LETTER XXXVII. Miss Howe to Clarissa.—After rallying her on her not readily owning the passion which she supposes she has for Lovelace, she desires to know how far she thinks him eligible for his best qualities, how far rejectable for his worst.

LETTER XXXVIII. XXXIX. Clarissa to Miss Howe.—She disclaims tyranny to a man who respects her. Her unhappy situation to be considered, in which the imputed love is held by her parents to be an undutiful, and therefore a criminal passion, and where the supposed object of it is a man of faulty morals. Is interrupted by a visit from Mrs. Norton, who is sent up to her to influence her in Solmes’s favour. An affecting conversation between them. What passes upon it, and after it.

LETTER XL. From the same.—Resumes the requested subject. What sort of man she could have preferred to Mr. Lovelace. Arguments she has used to herself in his favour, and in his disfavour. Frankly owns that were he now a moral man, she would prefer him to all the men she ever saw. Yet is persuaded, that she could freely give up the one man to get rid of the other, as she had offered to her friends. Her delicacy affected by Miss Howe’s raillery; and why. Gives her opinion of the force which figure or person may be allowed to have upon her sex.

LETTER XLI. From the same.—A letter from her mother (with patterns of rich silks) in which she entreats her to comply with all their wishes. What ought to be the principal view of a good wife in adorning her person. Her distress. Begs leave to wait upon her mother alone. Her father’s angry letter, ordering her to prepare for her wedding-day. Solmes requests to see her. She refuses. All in tumults below upon it. Her brother and her sister desire that she may be left to their management.

LETTER XLII. From the same.—A very warm dialogue between her sister and her. Her sister’s envy, unnatural behaviour, and violence. Clarissa sends down proposals in writing to her friends, and a letter to her brother.
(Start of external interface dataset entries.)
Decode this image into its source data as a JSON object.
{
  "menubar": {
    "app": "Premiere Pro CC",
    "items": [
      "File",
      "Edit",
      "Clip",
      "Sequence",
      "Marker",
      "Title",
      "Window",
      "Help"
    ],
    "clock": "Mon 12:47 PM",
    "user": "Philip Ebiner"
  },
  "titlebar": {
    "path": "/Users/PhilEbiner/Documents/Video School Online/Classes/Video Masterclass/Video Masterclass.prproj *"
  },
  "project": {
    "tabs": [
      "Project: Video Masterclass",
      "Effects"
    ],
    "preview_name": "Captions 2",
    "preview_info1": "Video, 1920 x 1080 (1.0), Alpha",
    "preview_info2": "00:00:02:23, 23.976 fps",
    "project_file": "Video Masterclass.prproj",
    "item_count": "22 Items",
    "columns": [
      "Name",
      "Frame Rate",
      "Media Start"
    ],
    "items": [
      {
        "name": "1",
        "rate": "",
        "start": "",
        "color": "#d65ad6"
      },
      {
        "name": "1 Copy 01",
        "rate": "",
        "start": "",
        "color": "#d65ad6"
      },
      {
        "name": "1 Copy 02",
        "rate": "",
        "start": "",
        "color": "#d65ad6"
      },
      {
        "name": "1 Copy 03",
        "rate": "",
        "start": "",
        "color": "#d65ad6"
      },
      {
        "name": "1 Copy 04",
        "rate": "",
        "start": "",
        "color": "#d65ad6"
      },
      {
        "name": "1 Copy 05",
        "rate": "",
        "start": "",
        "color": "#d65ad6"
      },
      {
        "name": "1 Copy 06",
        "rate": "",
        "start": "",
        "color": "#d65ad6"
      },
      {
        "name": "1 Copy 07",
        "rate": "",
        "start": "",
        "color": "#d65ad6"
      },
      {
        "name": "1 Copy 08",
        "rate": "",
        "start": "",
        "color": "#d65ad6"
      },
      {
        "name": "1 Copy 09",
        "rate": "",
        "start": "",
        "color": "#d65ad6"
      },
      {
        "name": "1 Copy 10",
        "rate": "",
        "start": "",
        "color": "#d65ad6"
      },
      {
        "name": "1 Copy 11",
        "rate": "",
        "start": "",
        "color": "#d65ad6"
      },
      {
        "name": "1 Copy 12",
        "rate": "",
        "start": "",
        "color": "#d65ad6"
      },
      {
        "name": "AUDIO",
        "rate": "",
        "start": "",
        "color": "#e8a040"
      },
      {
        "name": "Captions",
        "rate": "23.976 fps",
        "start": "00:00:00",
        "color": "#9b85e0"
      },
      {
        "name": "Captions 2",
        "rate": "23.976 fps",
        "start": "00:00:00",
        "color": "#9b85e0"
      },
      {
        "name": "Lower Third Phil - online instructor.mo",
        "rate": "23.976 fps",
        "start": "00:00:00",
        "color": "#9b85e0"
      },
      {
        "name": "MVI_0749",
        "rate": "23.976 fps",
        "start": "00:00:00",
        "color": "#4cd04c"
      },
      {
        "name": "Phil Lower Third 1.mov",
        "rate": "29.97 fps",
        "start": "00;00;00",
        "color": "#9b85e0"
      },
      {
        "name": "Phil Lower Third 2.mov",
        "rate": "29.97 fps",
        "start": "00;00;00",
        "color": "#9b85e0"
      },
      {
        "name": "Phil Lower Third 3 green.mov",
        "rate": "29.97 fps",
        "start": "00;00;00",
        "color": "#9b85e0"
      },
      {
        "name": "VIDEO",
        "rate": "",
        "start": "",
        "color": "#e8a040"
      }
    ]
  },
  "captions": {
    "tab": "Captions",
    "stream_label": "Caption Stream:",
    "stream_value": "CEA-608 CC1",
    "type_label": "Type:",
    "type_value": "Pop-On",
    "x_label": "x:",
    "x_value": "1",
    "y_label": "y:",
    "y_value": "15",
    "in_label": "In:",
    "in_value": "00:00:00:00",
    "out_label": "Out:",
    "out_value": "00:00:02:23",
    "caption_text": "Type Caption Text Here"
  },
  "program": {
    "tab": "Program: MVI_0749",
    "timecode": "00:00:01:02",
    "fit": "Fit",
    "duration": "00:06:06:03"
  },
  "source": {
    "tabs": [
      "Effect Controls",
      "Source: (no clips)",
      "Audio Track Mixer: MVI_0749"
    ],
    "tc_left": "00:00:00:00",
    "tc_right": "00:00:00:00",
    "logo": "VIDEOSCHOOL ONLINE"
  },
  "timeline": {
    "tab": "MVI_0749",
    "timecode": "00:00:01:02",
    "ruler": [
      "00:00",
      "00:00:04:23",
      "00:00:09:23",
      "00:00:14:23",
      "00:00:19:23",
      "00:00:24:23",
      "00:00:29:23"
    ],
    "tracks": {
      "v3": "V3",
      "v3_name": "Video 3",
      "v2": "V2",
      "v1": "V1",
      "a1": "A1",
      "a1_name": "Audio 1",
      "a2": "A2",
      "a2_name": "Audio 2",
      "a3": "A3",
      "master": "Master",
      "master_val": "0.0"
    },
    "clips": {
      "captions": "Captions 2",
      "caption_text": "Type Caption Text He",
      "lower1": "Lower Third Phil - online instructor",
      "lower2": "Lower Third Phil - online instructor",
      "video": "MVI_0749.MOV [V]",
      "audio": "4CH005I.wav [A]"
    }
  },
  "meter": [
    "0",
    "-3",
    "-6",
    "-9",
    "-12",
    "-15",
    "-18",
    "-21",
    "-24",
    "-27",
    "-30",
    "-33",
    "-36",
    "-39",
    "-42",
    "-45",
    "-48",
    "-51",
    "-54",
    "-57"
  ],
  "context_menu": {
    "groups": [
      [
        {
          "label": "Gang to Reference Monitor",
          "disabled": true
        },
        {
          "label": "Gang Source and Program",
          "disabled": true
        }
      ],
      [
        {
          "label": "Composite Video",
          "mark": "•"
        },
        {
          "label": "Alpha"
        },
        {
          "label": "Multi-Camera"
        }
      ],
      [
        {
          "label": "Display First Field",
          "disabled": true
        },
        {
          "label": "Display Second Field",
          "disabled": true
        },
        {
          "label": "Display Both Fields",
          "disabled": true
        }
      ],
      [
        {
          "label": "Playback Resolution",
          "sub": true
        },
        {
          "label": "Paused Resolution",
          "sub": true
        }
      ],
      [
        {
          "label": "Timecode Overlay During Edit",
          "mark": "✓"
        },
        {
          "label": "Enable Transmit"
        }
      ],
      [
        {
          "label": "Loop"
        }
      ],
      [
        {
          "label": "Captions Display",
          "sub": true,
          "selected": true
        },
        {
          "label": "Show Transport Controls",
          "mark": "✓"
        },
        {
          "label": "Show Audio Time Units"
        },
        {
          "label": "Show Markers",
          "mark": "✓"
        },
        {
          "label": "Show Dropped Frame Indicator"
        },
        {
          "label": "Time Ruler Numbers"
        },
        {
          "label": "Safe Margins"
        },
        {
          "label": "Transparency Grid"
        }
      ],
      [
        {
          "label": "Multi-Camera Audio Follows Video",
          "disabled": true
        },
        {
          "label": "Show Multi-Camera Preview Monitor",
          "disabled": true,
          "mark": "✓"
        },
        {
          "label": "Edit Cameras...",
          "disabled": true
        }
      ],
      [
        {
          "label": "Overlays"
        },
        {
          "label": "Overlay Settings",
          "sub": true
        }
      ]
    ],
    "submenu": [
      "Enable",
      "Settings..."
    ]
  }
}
His insolent answer; in which he tells her, that her proposal will be considered in full assembly next morning; but that, if they shall be complied with, he will retire to Scotland, and never more return to Harlowe-place.

LETTER XLIII. Clarissa to Miss Howe.—Hardly doubts but her proposals will be accepted. Paints to herself, as her relations arrive one by one, what their deliberations, and the result of them will be, when they are all assembled. Her proposals rejected. Her sister’s cruel insults on the occasion produce another warm dialogue between them. Her sister leaves her in a fury. She is greatly disturbed at the contents of a letter from Lovelace.

LETTER XLIV. From the same.—Her aunt Hervey, accompanied by her sister, makes her a visit. Farther insults from her sister. Her aunt’s fruitless pleas in Solmes’s favour.